Records drawn from a dataset:
####

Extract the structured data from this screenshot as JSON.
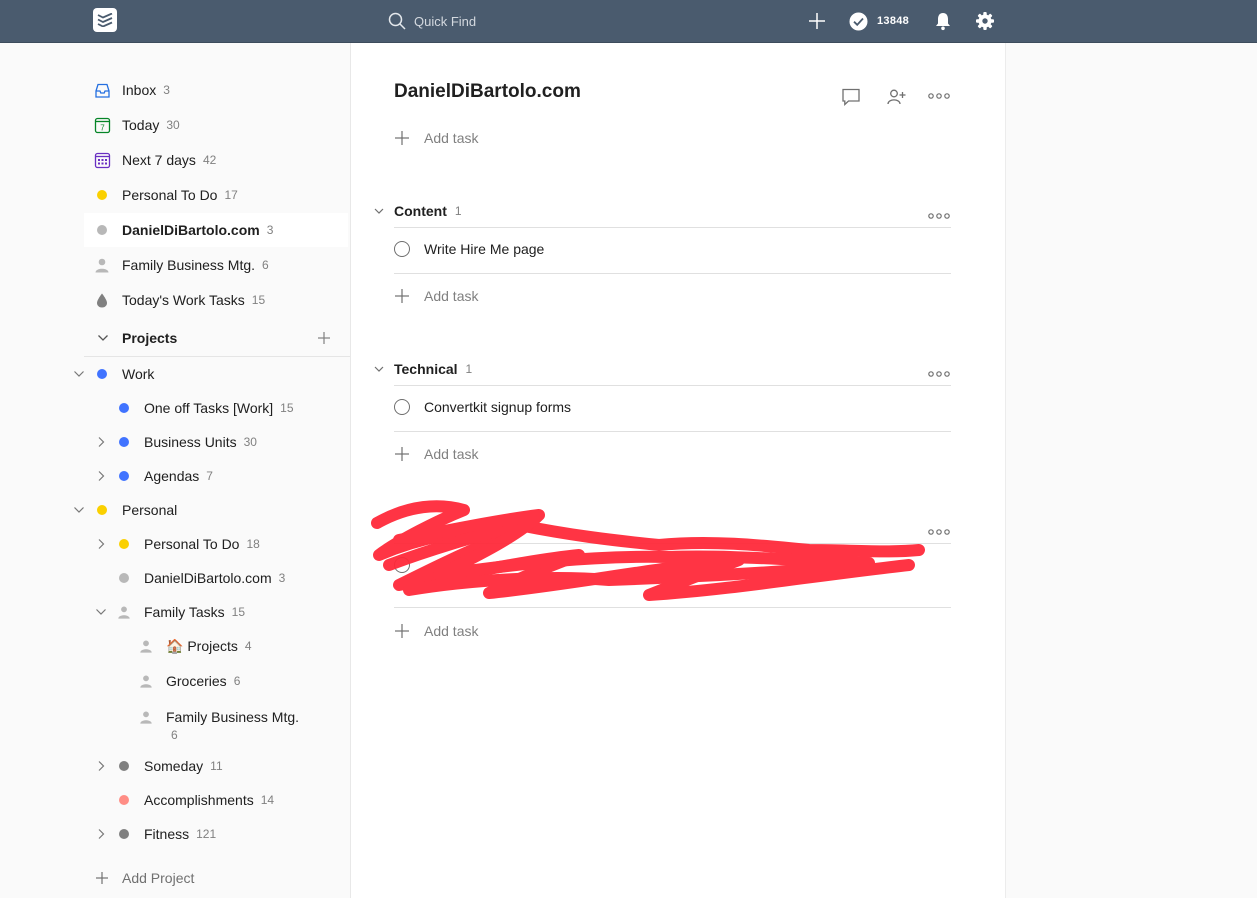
{
  "topbar": {
    "search_placeholder": "Quick Find",
    "karma": "13848",
    "background": "#4a5b6e"
  },
  "sidebar": {
    "filters": [
      {
        "label": "Inbox",
        "count": "3",
        "icon": "inbox-icon",
        "color": "#246fe0"
      },
      {
        "label": "Today",
        "count": "30",
        "icon": "calendar-today-icon",
        "color": "#058527"
      },
      {
        "label": "Next 7 days",
        "count": "42",
        "icon": "calendar-week-icon",
        "color": "#692fc2"
      },
      {
        "label": "Personal To Do",
        "count": "17",
        "icon": "dot-icon",
        "color": "#fad000"
      },
      {
        "label": "DanielDiBartolo.com",
        "count": "3",
        "icon": "dot-icon",
        "color": "#b8b8b8"
      },
      {
        "label": "Family Business Mtg.",
        "count": "6",
        "icon": "person-icon",
        "color": "#b8b8b8"
      },
      {
        "label": "Today's Work Tasks",
        "count": "15",
        "icon": "drop-icon",
        "color": "#808080"
      }
    ],
    "projects_header": "Projects",
    "projects": [
      {
        "label": "Work",
        "count": "",
        "color": "#4073ff"
      },
      {
        "label": "One off Tasks [Work]",
        "count": "15",
        "color": "#4073ff"
      },
      {
        "label": "Business Units",
        "count": "30",
        "color": "#4073ff"
      },
      {
        "label": "Agendas",
        "count": "7",
        "color": "#4073ff"
      },
      {
        "label": "Personal",
        "count": "",
        "color": "#fad000"
      },
      {
        "label": "Personal To Do",
        "count": "18",
        "color": "#fad000"
      },
      {
        "label": "DanielDiBartolo.com",
        "count": "3",
        "color": "#b8b8b8"
      },
      {
        "label": "Family Tasks",
        "count": "15",
        "color": "#b8b8b8"
      },
      {
        "label": "🏠 Projects",
        "count": "4",
        "color": "#b8b8b8"
      },
      {
        "label": "Groceries",
        "count": "6",
        "color": "#b8b8b8"
      },
      {
        "label": "Family Business Mtg.",
        "count": "6",
        "color": "#b8b8b8"
      },
      {
        "label": "Someday",
        "count": "11",
        "color": "#808080"
      },
      {
        "label": "Accomplishments",
        "count": "14",
        "color": "#ff8d85"
      },
      {
        "label": "Fitness",
        "count": "121",
        "color": "#808080"
      }
    ],
    "add_project": "Add Project"
  },
  "main": {
    "title": "DanielDiBartolo.com",
    "add_task": "Add task",
    "sections": [
      {
        "name": "Content",
        "count": "1",
        "tasks": [
          "Write Hire Me page"
        ]
      },
      {
        "name": "Technical",
        "count": "1",
        "tasks": [
          "Convertkit signup forms"
        ]
      }
    ],
    "redaction_color": "#ff2a3a"
  }
}
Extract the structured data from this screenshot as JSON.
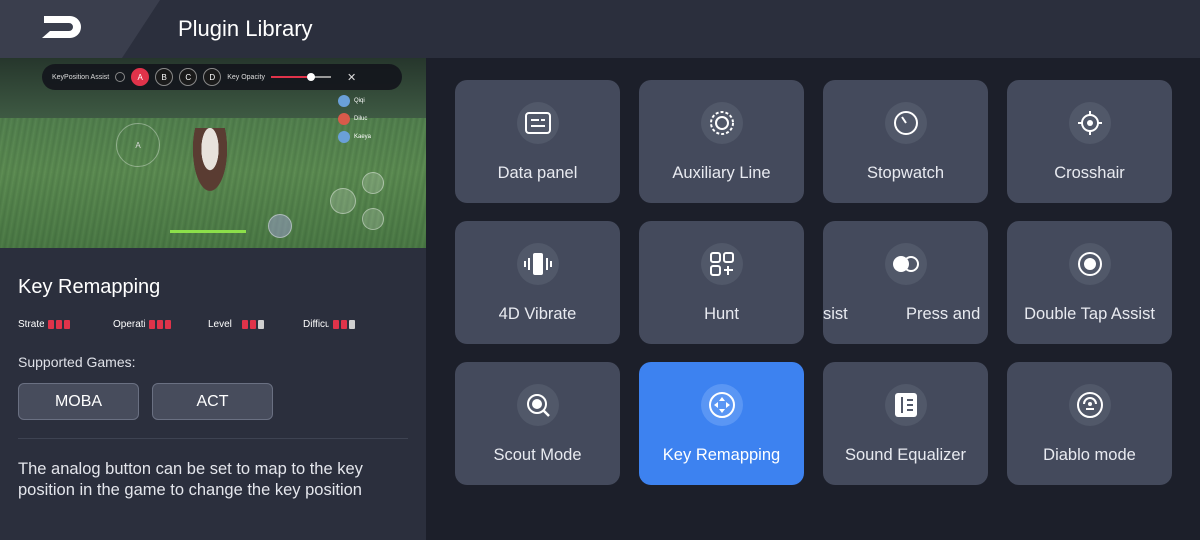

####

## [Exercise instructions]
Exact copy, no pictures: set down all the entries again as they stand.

## [Solved problem]
Extract the structured data from this screenshot as JSON.
{
  "topbar": {
    "search_placeholder": "Quick Find",
    "karma": "13848",
    "background": "#4a5b6e"
  },
  "sidebar": {
    "filters": [
      {
        "label": "Inbox",
        "count": "3",
        "icon": "inbox-icon",
        "color": "#246fe0"
      },
      {
        "label": "Today",
        "count": "30",
        "icon": "calendar-today-icon",
        "color": "#058527"
      },
      {
        "label": "Next 7 days",
        "count": "42",
        "icon": "calendar-week-icon",
        "color": "#692fc2"
      },
      {
        "label": "Personal To Do",
        "count": "17",
        "icon": "dot-icon",
        "color": "#fad000"
      },
      {
        "label": "DanielDiBartolo.com",
        "count": "3",
        "icon": "dot-icon",
        "color": "#b8b8b8"
      },
      {
        "label": "Family Business Mtg.",
        "count": "6",
        "icon": "person-icon",
        "color": "#b8b8b8"
      },
      {
        "label": "Today's Work Tasks",
        "count": "15",
        "icon": "drop-icon",
        "color": "#808080"
      }
    ],
    "projects_header": "Projects",
    "projects": [
      {
        "label": "Work",
        "count": "",
        "color": "#4073ff"
      },
      {
        "label": "One off Tasks [Work]",
        "count": "15",
        "color": "#4073ff"
      },
      {
        "label": "Business Units",
        "count": "30",
        "color": "#4073ff"
      },
      {
        "label": "Agendas",
        "count": "7",
        "color": "#4073ff"
      },
      {
        "label": "Personal",
        "count": "",
        "color": "#fad000"
      },
      {
        "label": "Personal To Do",
        "count": "18",
        "color": "#fad000"
      },
      {
        "label": "DanielDiBartolo.com",
        "count": "3",
        "color": "#b8b8b8"
      },
      {
        "label": "Family Tasks",
        "count": "15",
        "color": "#b8b8b8"
      },
      {
        "label": "🏠 Projects",
        "count": "4",
        "color": "#b8b8b8"
      },
      {
        "label": "Groceries",
        "count": "6",
        "color": "#b8b8b8"
      },
      {
        "label": "Family Business Mtg.",
        "count": "6",
        "color": "#b8b8b8"
      },
      {
        "label": "Someday",
        "count": "11",
        "color": "#808080"
      },
      {
        "label": "Accomplishments",
        "count": "14",
        "color": "#ff8d85"
      },
      {
        "label": "Fitness",
        "count": "121",
        "color": "#808080"
      }
    ],
    "add_project": "Add Project"
  },
  "main": {
    "title": "DanielDiBartolo.com",
    "add_task": "Add task",
    "sections": [
      {
        "name": "Content",
        "count": "1",
        "tasks": [
          "Write Hire Me page"
        ]
      },
      {
        "name": "Technical",
        "count": "1",
        "tasks": [
          "Convertkit signup forms"
        ]
      }
    ],
    "redaction_color": "#ff2a3a"
  }
}
Extract the structured data from this screenshot as JSON.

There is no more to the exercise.